I fired another client last week. The reason I used the word “another” is because I’ve fired more clients this year than I fired in the previous three years. At my age (62), I no longer have the patience to put up with the whining and abuse that I receive from some of my clients. I can put up with a lot, but there’s a point when a switch in my head goes off and my attitude toward a client shifts to such an extent that I put an end to our relationship.
My wife and I were married in June 1980, which was a month after I finished my first year in law school. One of the weekly television shows that we watched together during the first year of our marriage was the prime-time soap opera, Dallas. We’ve come a long way since then. Today, there’s no way we would waste our time on that type of show.
A couple of weeks ago, I wrote about the importance of willingly choosing to accept less freedom in order to become something greater than what we already are. When we choose to consistently give up certain freedoms, we become much more responsible, and we are eventually able to achieve more than we would have ever thought was possible. This is a critical concept that must be understood and practiced by those of us who are serious about becoming what God intended us to be.
It doesn’t happen very often, but every once in a while, I complain directly to God about something that’s bothering me. Last week, my frustration with an ongoing issue finally got to the point that one of my thoughts went up to God in the form of a question: Why can’t you just have an angel appear to me in a dream and tell me what to do? I’m tired of playing these cat and mouse games where I’m always struggling to try to figure out what I should do.
Last week, I wrote about a couple who was having financial problems because of the husband’s inability to work.

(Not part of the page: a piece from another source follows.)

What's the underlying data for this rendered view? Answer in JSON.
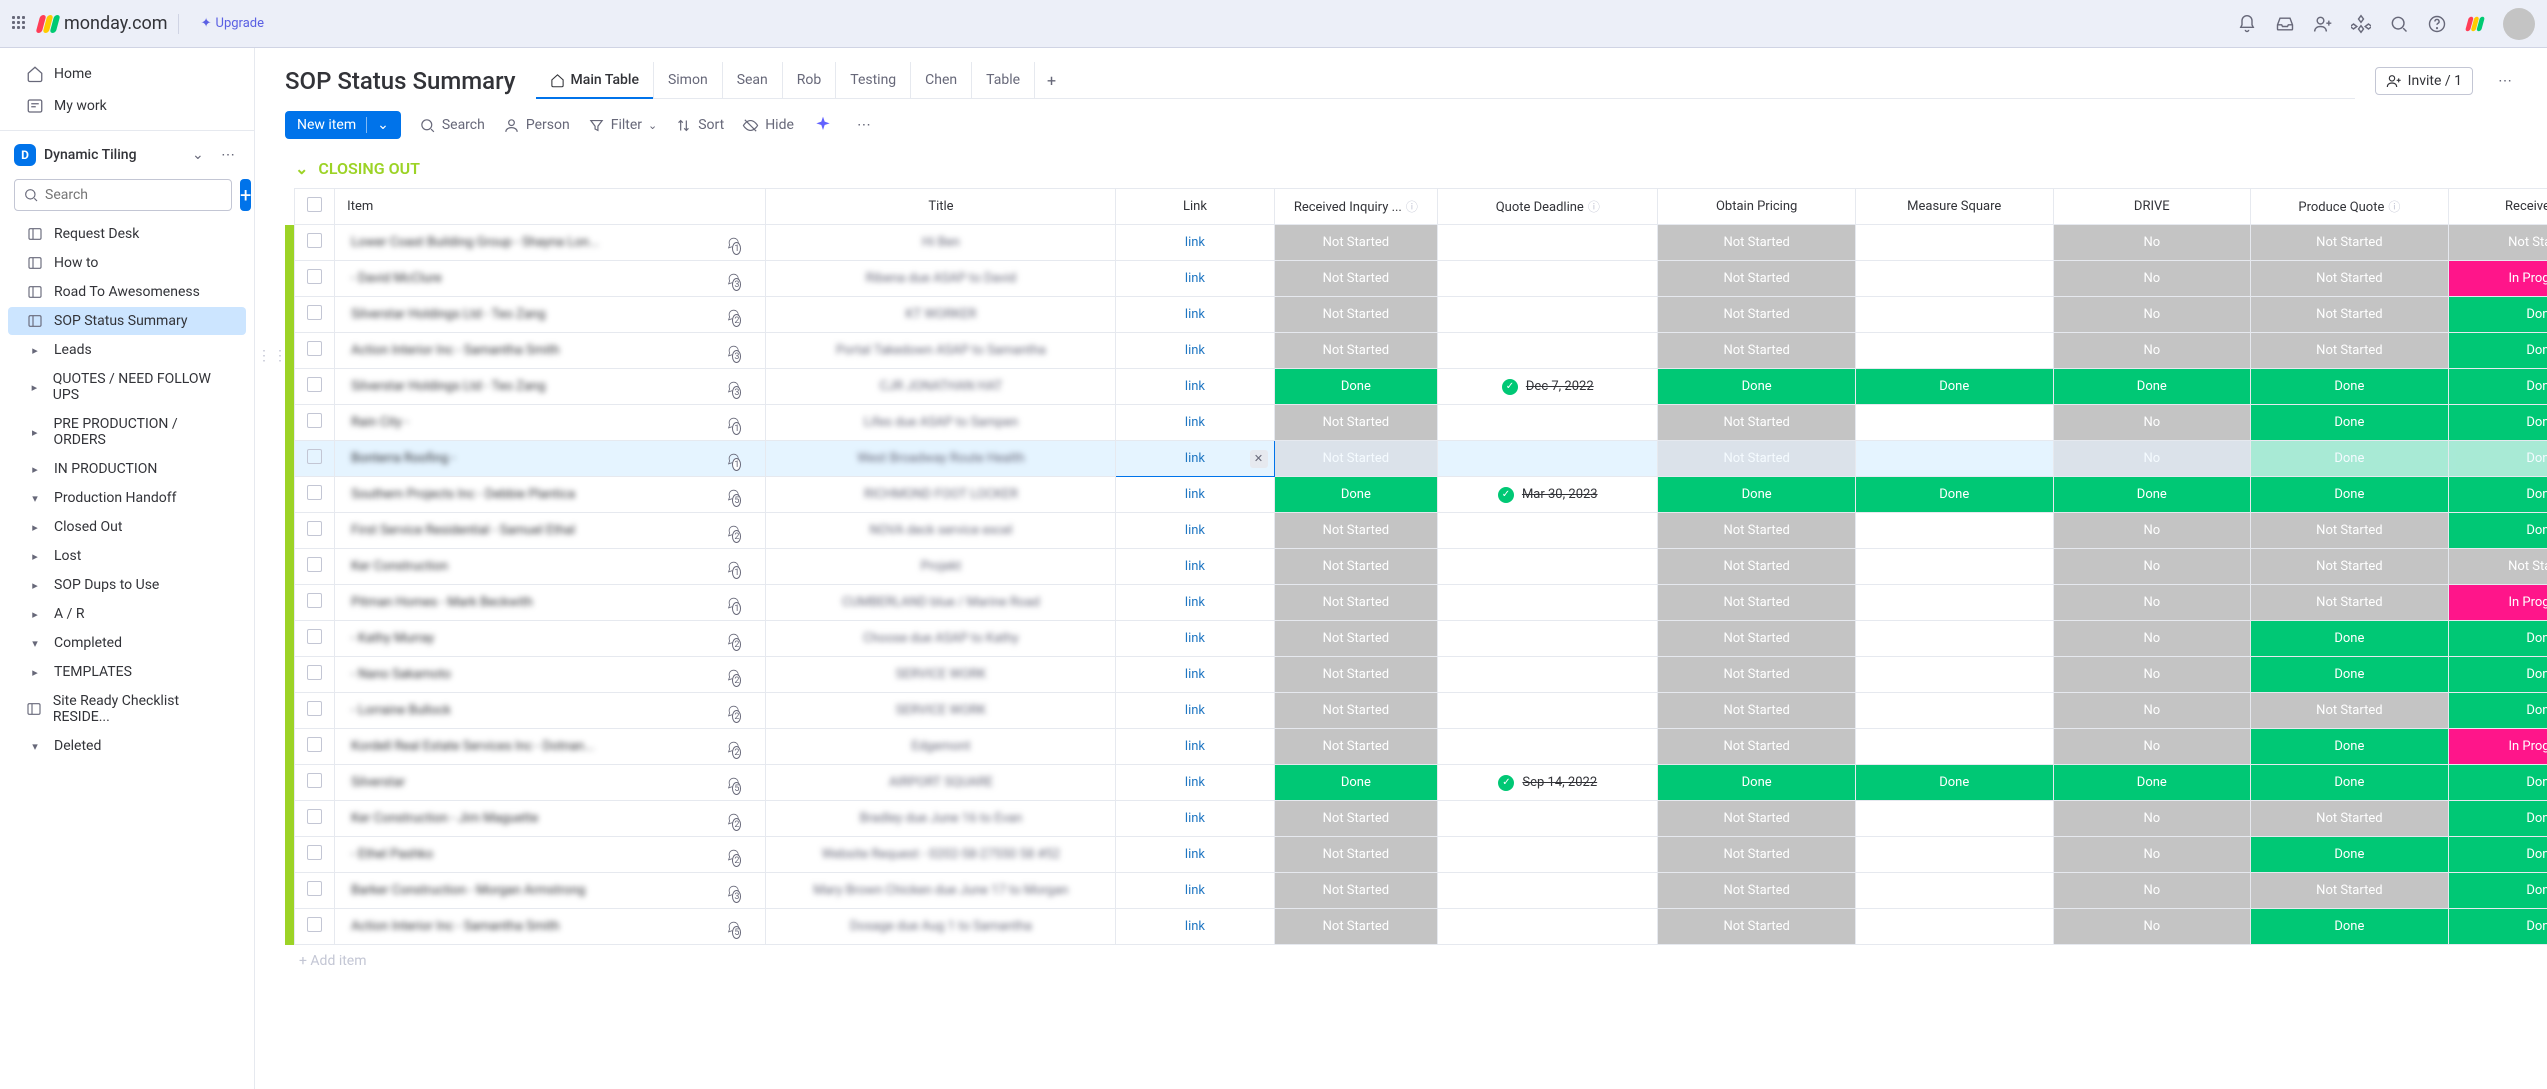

Here’s what I wrote at the end of the article:
I’ve been a lawyer for more than 35 years. I’ve dealt with hundreds of couples who, after years of marriage, are facing an unexpected crisis. You would think that after being married for 20 or more years, married couples would be more patient and forgiving of each other than they were when they were newly married. But that’s usually not the case. The fact that they’ve spent years together seems to somehow inhibit their ability to practice real patience and forgiveness toward each other.
Last week, I had an appointment with a man — I’ll call him Jim — who hired me eight months ago to represent him on a personal injury case. As usual, Jim brought his wife with him to the appointment. I’ve met with Jim and his wife on four occasions over the past eight months. Jim was injured when a large truck disregarded a stop sign and collided with his vehicle in the middle of an intersection. Because of his injuries, Jim has not been able to return to work. He’s been without an income for eight months.